by Gabrielle C. Durham
My friend does not use punctuation when he texts, so there is a stream-of-consciousness quality to much of his communications. According to the fine folks at Buzzfeed, you would likely infer that he is a millennial, but that is not true. He conveys his points while eschewing syntactic finality fairly clearly, so when he does use punctuation, he makes a big deal of it, as in “Look. At. The. Punctuation. I’m. Using.”
According to this article, using ending punctuation (specifically a period) in a text can convey insincerity (by way of gratuitous formality) or anger due to code-switching. That sounds a little forced to me, but I’m a Gen Xer, so I do not fit in the classification of folks who are deemed to be responsible for killing half the industries your parents relied on utterly.
Punctuation, which comes from the Latin root punctatio for making a point from the verb pungere, which means to pierce (circa 1539), is the set of standardized symbols in every language, and the marks do vary, that clarify meaning by separating phrases, clauses, and sentences as well as by adding breathing cues. Pablo Picasso described punctuation marks as “the fig leaves that hide the private parts of literature.” The standard punctuation marks in English are period, question mark, exclamation point, comma, colon, and semicolon.
A period ends a sentence. A question mark ends a question. An exclamation point indicates strong feeling, whether positive or negative. A comma is used in the sentence, not at the end, and it indicates a pause. A colon is also used in the sentence, not at the end, to introduce an idea, a list, or a quotation. A semicolon is used to connect two clauses into one sentence.
You have, of course, seen other punctuation marks, some of which enter the realm of whimsical impracticality (do you know what a hedera looks like or is used for?). Take a look at some of the marks, along with how to reproduce them correctly here. These symbols and stylings are like porn to me, so it’s probably for the best that we do not further explore the different viewpoints on em and en dashes or curly versus straight quotes, their usage, and how to style appropriately. You’re welcome, gentle reader. This is typographical territory, so not technically pertaining to the grammatical usage of punctuation marks, but it can be interesting.

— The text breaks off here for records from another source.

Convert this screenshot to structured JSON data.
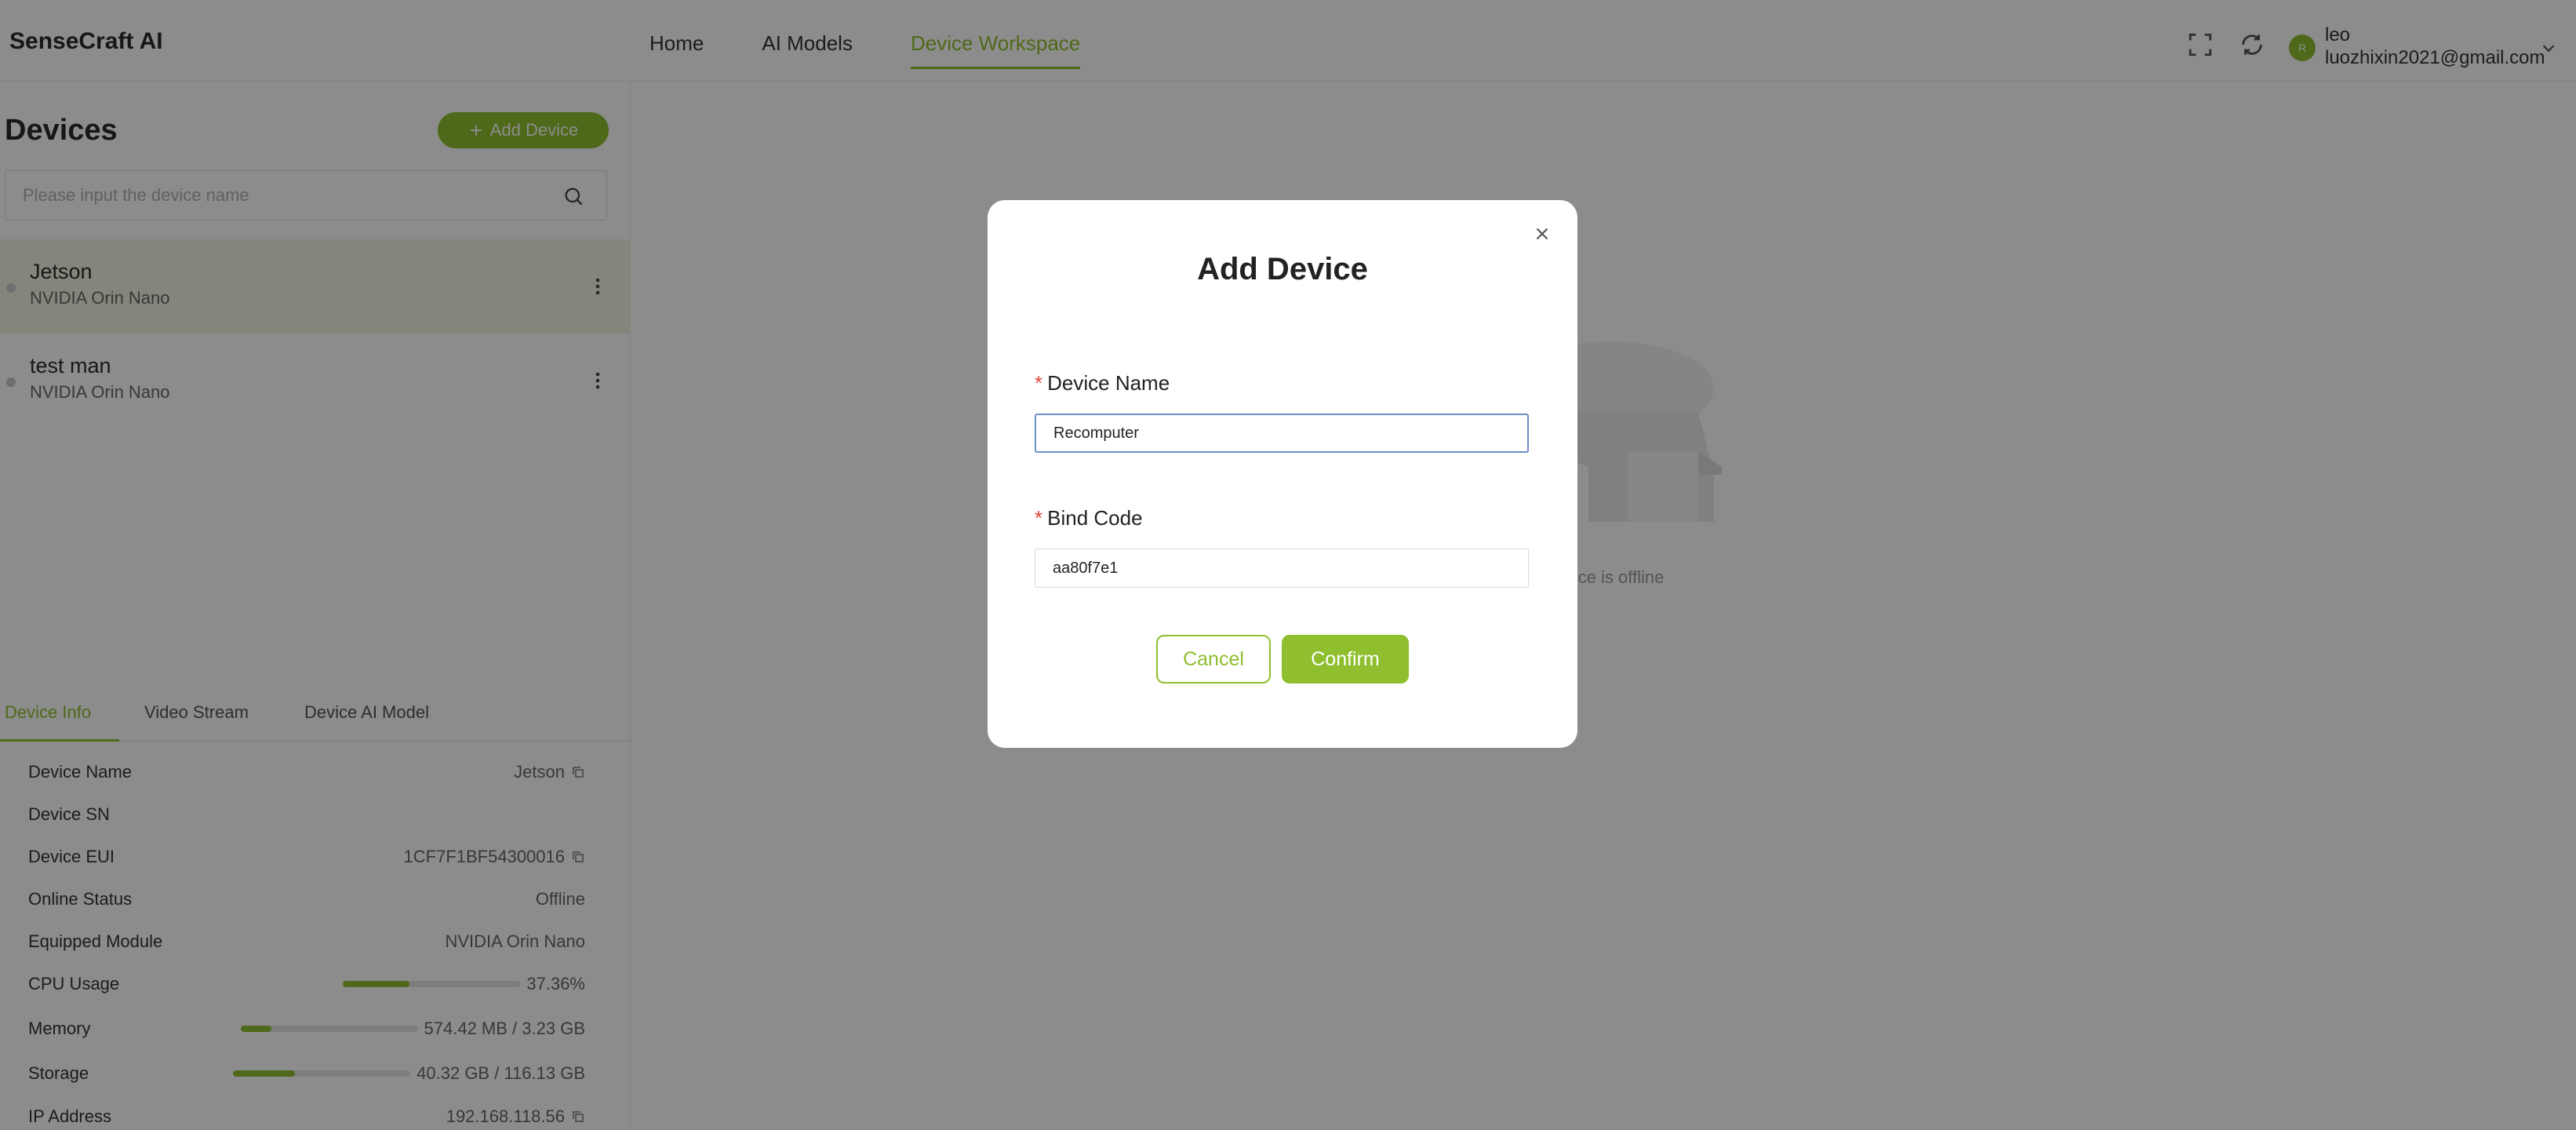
{
  "app": {
    "brand": "SenseCraft AI"
  },
  "nav": {
    "items": [
      {
        "label": "Home",
        "active": false
      },
      {
        "label": "AI Models",
        "active": false
      },
      {
        "label": "Device Workspace",
        "active": true
      }
    ]
  },
  "header": {
    "icons": [
      "fullscreen-icon",
      "refresh-icon"
    ],
    "user": {
      "avatar_initial": "R",
      "name": "leo",
      "email": "luozhixin2021@gmail.com"
    }
  },
  "sidebar": {
    "title": "Devices",
    "add_button": "Add Device",
    "search_placeholder": "Please input the device name",
    "devices": [
      {
        "name": "Jetson",
        "model": "NVIDIA Orin Nano",
        "selected": true
      },
      {
        "name": "test man",
        "model": "NVIDIA Orin Nano",
        "selected": false
      }
    ],
    "tabs": [
      "Device Info",
      "Video Stream",
      "Device AI Model"
    ],
    "info": {
      "device_name": {
        "label": "Device Name",
        "value": "Jetson"
      },
      "device_sn": {
        "label": "Device SN",
        "value": ""
      },
      "device_eui": {
        "label": "Device EUI",
        "value": "1CF7F1BF54300016"
      },
      "online_status": {
        "label": "Online Status",
        "value": "Offline"
      },
      "equipped_module": {
        "label": "Equipped Module",
        "value": "NVIDIA Orin Nano"
      },
      "cpu_usage": {
        "label": "CPU Usage",
        "value": "37.36%",
        "fraction": 0.3736
      },
      "memory": {
        "label": "Memory",
        "value": "574.42 MB / 3.23 GB",
        "fraction": 0.174
      },
      "storage": {
        "label": "Storage",
        "value": "40.32 GB / 116.13 GB",
        "fraction": 0.347
      },
      "ip_address": {
        "label": "IP Address",
        "value": "192.168.118.56"
      }
    }
  },
  "main": {
    "offline_text": "Device is offline"
  },
  "modal": {
    "title": "Add Device",
    "device_name_label": "Device Name",
    "device_name_value": "Recomputer",
    "bind_code_label": "Bind Code",
    "bind_code_value": "aa80f7e1",
    "cancel": "Cancel",
    "confirm": "Confirm"
  },
  "colors": {
    "accent": "#8fbf2e",
    "required": "#e0473c",
    "focus_border": "#6d8fc7"
  }
}
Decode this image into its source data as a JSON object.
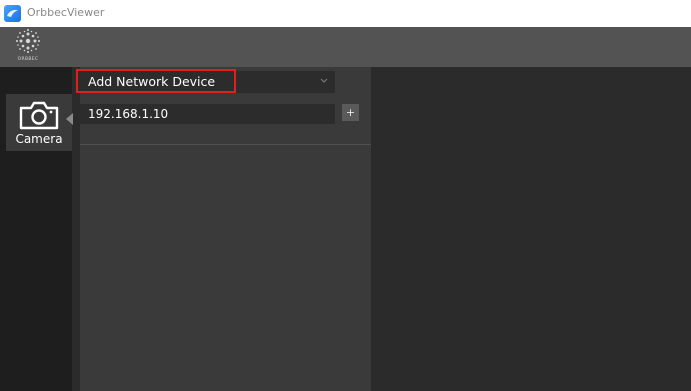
{
  "window": {
    "title": "OrbbecViewer",
    "app_icon": "orbbec-app-icon"
  },
  "header": {
    "logo_text": "ORBBEC",
    "logo_icon": "orbbec-logo-icon"
  },
  "sidebar": {
    "items": [
      {
        "label": "Camera",
        "icon": "camera-icon",
        "selected": true
      }
    ]
  },
  "panel": {
    "mode_dropdown": {
      "value": "Add Network Device",
      "highlighted": true,
      "highlight_color": "#e0201c"
    },
    "ip_input": {
      "value": "192.168.1.10"
    },
    "add_button_label": "+"
  },
  "colors": {
    "rail_bg": "#1e1e1e",
    "panel_bg": "#3a3a3a",
    "main_bg": "#2b2b2b",
    "header_bg": "#535353"
  }
}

If you have ever had the opportunity to look at manuscripts from antiquity or the Middle Ages, you may have noticed that punctuation was stingily presented, at best, mostly as points. Characters tend to run together, partially in service of conserving the papyrus, paper, or other medium used, as well as ink. There was no standardized system, so depending on the scribe and later printer, punctuation was subjective and independently used of syntax. Imagine reading a sentence along the lines of “My lord’s pangolin will come when • the streams and marshes become • clear as the pool Narcissus found • captivating” What it lacks in clarity or sense, it makes up for in random punctuation that contributes absolutely nothing. The playwright and grammarian Ben Jonson produced a definitive guide for punctuation in 1640 posthumously, and the marks themselves approximately equivalent to today’s symbols are credited to two Venetian printers in the 15th and 16th centuries, grandfather and grandson, both named Aldus Manutius.

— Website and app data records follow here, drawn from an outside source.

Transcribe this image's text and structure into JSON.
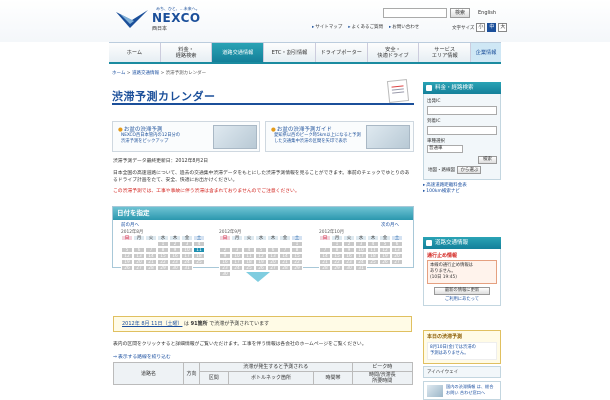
{
  "header": {
    "tagline": "みち、ひと、…未来へ。",
    "brand": "NEXCO",
    "brand_sub": "西日本",
    "search_button": "検索",
    "language": "English",
    "util_links": [
      "サイトマップ",
      "よくあるご質問",
      "お問い合わせ"
    ],
    "font_size_label": "文字サイズ",
    "font_sizes": [
      "小",
      "中",
      "大"
    ]
  },
  "nav": [
    {
      "label": "ホーム"
    },
    {
      "label": "料金・\n経路検索"
    },
    {
      "label": "道路交通情報"
    },
    {
      "label": "ETC・割引情報"
    },
    {
      "label": "ドライブポーター"
    },
    {
      "label": "安全・\n快適ドライブ"
    },
    {
      "label": "サービス\nエリア情報"
    },
    {
      "label": "企業情報"
    }
  ],
  "breadcrumb": [
    "ホーム",
    "道路交通情報",
    "渋滞予測カレンダー"
  ],
  "page_title": "渋滞予測カレンダー",
  "guides": [
    {
      "title": "お盆の渋滞予測",
      "desc": "NEXCO西日本管内の12日分の\n渋滞予測をピックアップ"
    },
    {
      "title": "お盆の渋滞予測ガイド",
      "desc": "愛知県以西のピーク時5km以上になると予測\nした交通集中渋滞の区間を矢印で表示"
    }
  ],
  "update_text": "渋滞予測データ最終更新日：2012年8月2日",
  "intro_text": "日本全国の高速道路について、過去の交通集中渋滞データをもとにした渋滞予測情報を見ることができます。事前のチェックでゆとりのあるドライブ計画をたて、安全、快適にお出かけください。",
  "warning_text": "この渋滞予測では、工事や事故に伴う渋滞は含まれておりませんのでご注意ください。",
  "calendar": {
    "header": "日付を指定",
    "prev": "前の月へ",
    "next": "次の月へ",
    "weekdays": [
      "日",
      "月",
      "火",
      "水",
      "木",
      "金",
      "土"
    ],
    "months": [
      {
        "label": "2012年8月",
        "first_dow": 3,
        "days": 31,
        "selected": 11
      },
      {
        "label": "2012年9月",
        "first_dow": 6,
        "days": 30,
        "selected": 0
      },
      {
        "label": "2012年10月",
        "first_dow": 1,
        "days": 31,
        "selected": 0
      }
    ]
  },
  "result": {
    "date_text": "2012年 8月 11日（土曜）",
    "mid": "は",
    "count": "91箇所",
    "tail": "で渋滞が予測されています"
  },
  "desc_text": "表内の区間をクリックすると詳細情報がご覧いただけます。工事を伴う情報は各会社のホームページをご覧ください。",
  "route_link": "表示する路線を絞り込む",
  "table": {
    "row1": [
      "道路名",
      "方向",
      "渋滞が発生すると予測される",
      "ピーク時"
    ],
    "row2": [
      "区間",
      "ボトルネック箇所",
      "時間帯",
      "時間/渋滞長\n所要時間"
    ]
  },
  "sidebar": {
    "search_title": "料金・経路検索",
    "from_label": "出発IC",
    "to_label": "到着IC",
    "car_label": "車種選択",
    "car_value": "普通車",
    "search_button": "検索",
    "map_label": "地図・路線図",
    "map_button": "から選ぶ",
    "links": [
      "高速道路距離料金表",
      "100km検索ナビ"
    ],
    "traffic_title": "道路交通情報",
    "alert_title": "通行止め情報",
    "alert_body": "本線の通行止め情報は\nありません。\n(10日 19:45)",
    "update_button": "最新の情報に更新",
    "usage": "ご利用にあたって",
    "today_title": "本日の渋滞予測",
    "today_body": "8月10日(金)では渋滞の\n予測はありません。",
    "ihighway": "アイハイウェイ",
    "banner": "国内の渋滞情報\nは、総合お問い\n合わせ窓口へ"
  },
  "colors": {
    "brand": "#1b4f9a",
    "teal": "#2aa3b5",
    "warning": "#d2231e",
    "selected_day": "#1e8fb0"
  }
}
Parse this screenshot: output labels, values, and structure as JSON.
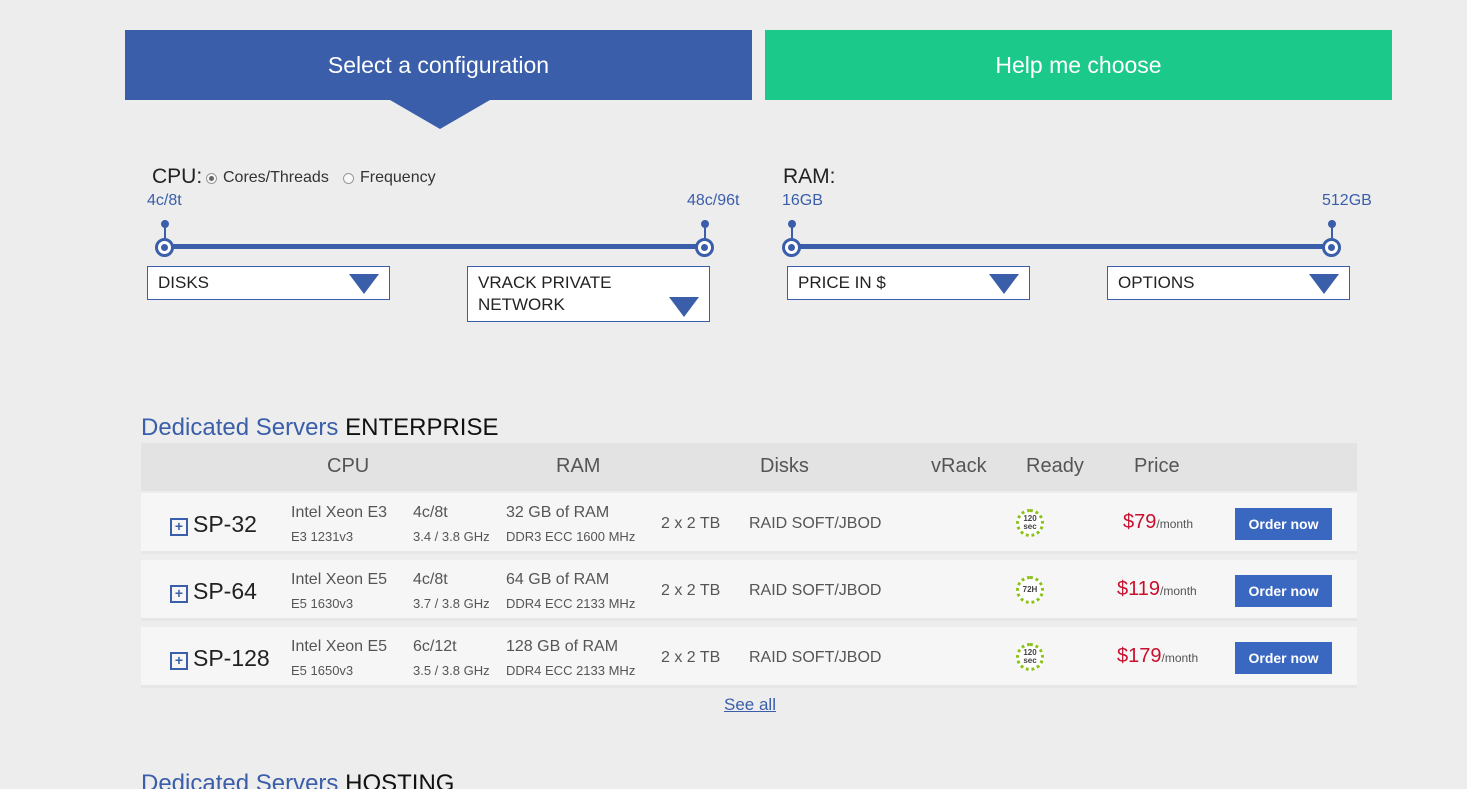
{
  "tabs": {
    "select": "Select a configuration",
    "help": "Help me choose"
  },
  "cpu": {
    "label": "CPU:",
    "options": [
      "Cores/Threads",
      "Frequency"
    ],
    "selected": "Cores/Threads",
    "min": "4c/8t",
    "max": "48c/96t"
  },
  "ram": {
    "label": "RAM:",
    "min": "16GB",
    "max": "512GB"
  },
  "filters": {
    "disks": "DISKS",
    "vrack": "VRACK PRIVATE NETWORK",
    "price": "PRICE IN $",
    "options": "OPTIONS"
  },
  "sections": {
    "enterprise": {
      "title_a": "Dedicated Servers",
      "title_b": "ENTERPRISE"
    },
    "hosting": {
      "title_a": "Dedicated Servers",
      "title_b": "HOSTING"
    }
  },
  "table": {
    "headers": {
      "cpu": "CPU",
      "ram": "RAM",
      "disks": "Disks",
      "vrack": "vRack",
      "ready": "Ready",
      "price": "Price"
    },
    "rows": [
      {
        "name": "SP-32",
        "cpu_model": "Intel  Xeon E3",
        "cpu_sub": "E3 1231v3",
        "cores": "4c/8t",
        "freq": "3.4 / 3.8 GHz",
        "ram": "32 GB of RAM",
        "ram_sub": "DDR3 ECC 1600 MHz",
        "disks": "2 x 2 TB",
        "raid": "RAID SOFT/JBOD",
        "ready": "120 sec",
        "price": "$79",
        "per": "/month",
        "order": "Order now"
      },
      {
        "name": "SP-64",
        "cpu_model": "Intel  Xeon E5",
        "cpu_sub": "E5 1630v3",
        "cores": "4c/8t",
        "freq": "3.7 / 3.8 GHz",
        "ram": "64 GB of RAM",
        "ram_sub": "DDR4 ECC 2133 MHz",
        "disks": "2 x 2 TB",
        "raid": "RAID SOFT/JBOD",
        "ready": "72H",
        "price": "$119",
        "per": "/month",
        "order": "Order now"
      },
      {
        "name": "SP-128",
        "cpu_model": "Intel  Xeon E5",
        "cpu_sub": "E5 1650v3",
        "cores": "6c/12t",
        "freq": "3.5 / 3.8 GHz",
        "ram": "128 GB of RAM",
        "ram_sub": "DDR4 ECC 2133 MHz",
        "disks": "2 x 2 TB",
        "raid": "RAID SOFT/JBOD",
        "ready": "120 sec",
        "price": "$179",
        "per": "/month",
        "order": "Order now"
      }
    ]
  },
  "see_all": "See all",
  "colors": {
    "primary": "#3a5ea9",
    "accent": "#1bc98b",
    "price": "#c8102e",
    "ready": "#8bc21c"
  }
}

The names for most punctuation marks come from Greek, and the names refer to the sections of text, not the marks per se. “Colon” comes from kolon, which was a part of a section of a poem, and later assumed its more popular meaning of a clause in a sentence of either verse or prose. “Comma” derived from the verb koptein, to cut, or a part of verse that was cut off from the rest of the line. “Period” is taken from Greek (“way round”) to refer to the structure of a sentence, which is complete when it has a balanced number of main and dependent clauses. British English has adopted “full stop,” whereas American English uses “period” more often. The term “question mark” has only been in common parlance for the past century, replacing the late 16th-century term “mark/point of interrogation.”
Punctuation, therefore, is good for something: clarifying sentence length and structure, removing ambiguity, and giving visual cues to be able to read more fluently. I doubt that will suddenly lead my friend and legions of hurried texters to restore the fig leaves to their literary output.